■ **TASK OBJECTIVE**: Only a number is expected here: the count of lines in the data that contain "date".

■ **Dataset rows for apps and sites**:
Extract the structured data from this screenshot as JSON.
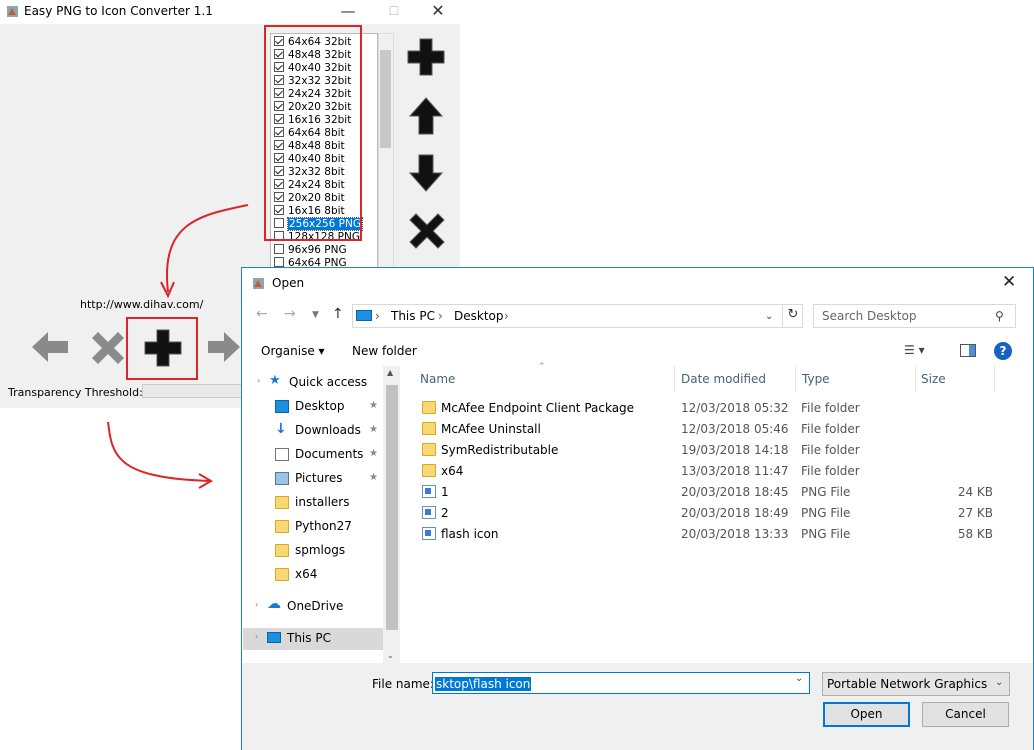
{
  "converter": {
    "title": "Easy PNG to Icon Converter 1.1",
    "url": "http://www.dihav.com/",
    "threshold_label": "Transparency Threshold:",
    "sizes": [
      {
        "label": "64x64 32bit",
        "checked": true
      },
      {
        "label": "48x48 32bit",
        "checked": true
      },
      {
        "label": "40x40 32bit",
        "checked": true
      },
      {
        "label": "32x32 32bit",
        "checked": true
      },
      {
        "label": "24x24 32bit",
        "checked": true
      },
      {
        "label": "20x20 32bit",
        "checked": true
      },
      {
        "label": "16x16 32bit",
        "checked": true
      },
      {
        "label": "64x64 8bit",
        "checked": true
      },
      {
        "label": "48x48 8bit",
        "checked": true
      },
      {
        "label": "40x40 8bit",
        "checked": true
      },
      {
        "label": "32x32 8bit",
        "checked": true
      },
      {
        "label": "24x24 8bit",
        "checked": true
      },
      {
        "label": "20x20 8bit",
        "checked": true
      },
      {
        "label": "16x16 8bit",
        "checked": true
      },
      {
        "label": "256x256 PNG",
        "checked": false,
        "selected": true
      },
      {
        "label": "128x128 PNG",
        "checked": false
      },
      {
        "label": "96x96 PNG",
        "checked": false
      },
      {
        "label": "64x64 PNG",
        "checked": false
      }
    ]
  },
  "dialog": {
    "title": "Open",
    "breadcrumb": [
      "This PC",
      "Desktop"
    ],
    "search_placeholder": "Search Desktop",
    "toolbar": {
      "organise": "Organise ▾",
      "new_folder": "New folder"
    },
    "nav": [
      {
        "label": "Quick access",
        "icon": "star-icon"
      },
      {
        "label": "Desktop",
        "icon": "desktop-icon",
        "pinned": true
      },
      {
        "label": "Downloads",
        "icon": "download-icon",
        "pinned": true
      },
      {
        "label": "Documents",
        "icon": "documents-icon",
        "pinned": true
      },
      {
        "label": "Pictures",
        "icon": "pictures-icon",
        "pinned": true
      },
      {
        "label": "installers",
        "icon": "folder-icon"
      },
      {
        "label": "Python27",
        "icon": "folder-icon"
      },
      {
        "label": "spmlogs",
        "icon": "folder-icon"
      },
      {
        "label": "x64",
        "icon": "folder-icon"
      },
      {
        "label": "OneDrive",
        "icon": "cloud-icon"
      },
      {
        "label": "This PC",
        "icon": "computer-icon",
        "selected": true
      }
    ],
    "columns": {
      "name": "Name",
      "date": "Date modified",
      "type": "Type",
      "size": "Size"
    },
    "files": [
      {
        "name": "McAfee Endpoint Client Package",
        "date": "12/03/2018 05:32",
        "type": "File folder",
        "size": "",
        "kind": "folder"
      },
      {
        "name": "McAfee Uninstall",
        "date": "12/03/2018 05:46",
        "type": "File folder",
        "size": "",
        "kind": "folder"
      },
      {
        "name": "SymRedistributable",
        "date": "19/03/2018 14:18",
        "type": "File folder",
        "size": "",
        "kind": "folder"
      },
      {
        "name": "x64",
        "date": "13/03/2018 11:47",
        "type": "File folder",
        "size": "",
        "kind": "folder"
      },
      {
        "name": "1",
        "date": "20/03/2018 18:45",
        "type": "PNG File",
        "size": "24 KB",
        "kind": "png"
      },
      {
        "name": "2",
        "date": "20/03/2018 18:49",
        "type": "PNG File",
        "size": "27 KB",
        "kind": "png"
      },
      {
        "name": "flash icon",
        "date": "20/03/2018 13:33",
        "type": "PNG File",
        "size": "58 KB",
        "kind": "png"
      }
    ],
    "file_name_label": "File name:",
    "file_name_value": "sktop\\flash icon",
    "file_type": "Portable Network Graphics (*.p",
    "open_label": "Open",
    "cancel_label": "Cancel"
  },
  "colors": {
    "annotation_red": "#d9262b",
    "accent": "#0078d7"
  }
}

■ **SOLUTION FOR THIS PROBLEM**: 8